Yet in 2017 we are left bereft of a solution because of a zero guarantees policy. So 100,000 refugees will not return to their land and properties owing to a stance that was forsaken in 2004 by the same person who is now milking the zero guarantees slogan for all it is worth to retain power.
That said what could he have done given that a federal solution would not have been approved by the Greek Cypriots in their current mood?
But more importantly what is to be done given the impossibility of our predicament? The answer is as democratic as it is pragmatic. As the prophet said ‘if the mountain will not come to Mohammad, Mohammad will go to the mountain.’ If the Greek Cypriots cannot politically reach an agreement to enable the refugees to return, the Turkish Cypriots will agree for them to return as agreed in the talks. Why not? The present state of affairs cannot be allowed to fester much longer.
In the absence of a comprehensive settlement the Turkish Cypriots should act unilaterally and hand over land and properties they agreed under the convergences achieved in the talks.
How they do so and under what conditions can be agreed fairly quickly.
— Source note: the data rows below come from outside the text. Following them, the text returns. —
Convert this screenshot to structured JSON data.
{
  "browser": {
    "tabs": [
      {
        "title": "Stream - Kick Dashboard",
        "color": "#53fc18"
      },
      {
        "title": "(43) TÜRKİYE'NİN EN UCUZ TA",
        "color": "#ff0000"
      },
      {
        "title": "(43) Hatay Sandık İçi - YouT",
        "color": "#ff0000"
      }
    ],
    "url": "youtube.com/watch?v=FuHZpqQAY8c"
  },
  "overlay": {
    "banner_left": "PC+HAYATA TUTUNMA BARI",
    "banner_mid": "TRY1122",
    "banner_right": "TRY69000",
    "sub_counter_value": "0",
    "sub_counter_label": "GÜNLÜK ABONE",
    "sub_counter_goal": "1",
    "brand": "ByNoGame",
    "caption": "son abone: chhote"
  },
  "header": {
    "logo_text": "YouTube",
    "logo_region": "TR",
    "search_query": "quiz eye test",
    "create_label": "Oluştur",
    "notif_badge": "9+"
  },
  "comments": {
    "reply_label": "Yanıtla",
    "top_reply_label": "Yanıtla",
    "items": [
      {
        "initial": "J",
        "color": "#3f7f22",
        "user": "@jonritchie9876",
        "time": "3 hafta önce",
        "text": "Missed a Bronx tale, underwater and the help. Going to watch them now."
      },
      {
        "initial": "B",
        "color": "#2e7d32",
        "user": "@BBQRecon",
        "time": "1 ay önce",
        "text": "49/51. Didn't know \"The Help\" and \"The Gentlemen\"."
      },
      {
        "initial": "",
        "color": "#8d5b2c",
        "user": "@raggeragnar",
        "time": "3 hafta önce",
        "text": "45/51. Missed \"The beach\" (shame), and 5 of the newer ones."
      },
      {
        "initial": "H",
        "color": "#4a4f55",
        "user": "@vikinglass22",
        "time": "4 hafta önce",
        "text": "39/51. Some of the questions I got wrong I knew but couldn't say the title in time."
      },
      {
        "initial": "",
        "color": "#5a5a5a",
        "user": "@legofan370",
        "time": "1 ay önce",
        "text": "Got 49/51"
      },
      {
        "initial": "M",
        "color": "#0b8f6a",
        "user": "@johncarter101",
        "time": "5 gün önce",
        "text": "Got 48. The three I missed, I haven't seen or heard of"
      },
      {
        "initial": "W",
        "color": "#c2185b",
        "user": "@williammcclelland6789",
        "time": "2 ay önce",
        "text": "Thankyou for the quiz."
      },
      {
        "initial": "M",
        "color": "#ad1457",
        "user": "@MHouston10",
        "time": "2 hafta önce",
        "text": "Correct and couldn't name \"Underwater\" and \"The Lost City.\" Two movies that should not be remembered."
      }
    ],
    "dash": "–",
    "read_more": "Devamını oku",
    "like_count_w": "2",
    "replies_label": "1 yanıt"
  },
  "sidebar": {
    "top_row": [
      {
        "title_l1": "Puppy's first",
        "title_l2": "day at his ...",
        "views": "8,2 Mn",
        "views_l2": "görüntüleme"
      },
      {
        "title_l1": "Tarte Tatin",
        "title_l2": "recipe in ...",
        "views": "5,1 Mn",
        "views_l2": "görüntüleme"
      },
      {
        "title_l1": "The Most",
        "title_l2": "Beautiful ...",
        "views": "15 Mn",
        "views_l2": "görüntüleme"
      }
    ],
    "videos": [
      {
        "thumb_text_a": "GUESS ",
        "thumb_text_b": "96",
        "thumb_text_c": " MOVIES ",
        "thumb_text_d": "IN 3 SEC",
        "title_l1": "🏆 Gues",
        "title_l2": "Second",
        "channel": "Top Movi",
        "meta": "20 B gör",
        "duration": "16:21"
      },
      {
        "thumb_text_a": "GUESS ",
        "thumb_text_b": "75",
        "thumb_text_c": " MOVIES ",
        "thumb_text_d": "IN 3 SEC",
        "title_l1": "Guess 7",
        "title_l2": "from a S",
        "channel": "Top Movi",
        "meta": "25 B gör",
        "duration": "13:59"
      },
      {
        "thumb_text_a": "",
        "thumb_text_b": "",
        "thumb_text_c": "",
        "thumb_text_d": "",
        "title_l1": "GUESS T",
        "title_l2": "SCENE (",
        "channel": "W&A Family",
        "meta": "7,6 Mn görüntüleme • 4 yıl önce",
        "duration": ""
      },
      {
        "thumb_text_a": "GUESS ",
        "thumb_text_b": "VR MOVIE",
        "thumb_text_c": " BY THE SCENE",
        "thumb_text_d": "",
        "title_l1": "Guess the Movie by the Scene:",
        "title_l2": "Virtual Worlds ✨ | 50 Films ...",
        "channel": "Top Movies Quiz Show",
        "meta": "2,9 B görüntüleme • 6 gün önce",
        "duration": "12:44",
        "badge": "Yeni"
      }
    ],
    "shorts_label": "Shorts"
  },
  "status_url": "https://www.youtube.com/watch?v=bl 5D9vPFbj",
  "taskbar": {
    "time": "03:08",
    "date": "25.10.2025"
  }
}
This will have to be done at a review of Cyprus’ treaty of accession into the EU in light of the impossibility of a comprehensive settlement envisaged by Protocol 10 of the treaty.
If a comprehensive settlement is impossible a piecemeal gradual one is inevitable.
Alper Ali Riza is a queen’s counsel in the UK and a part time judge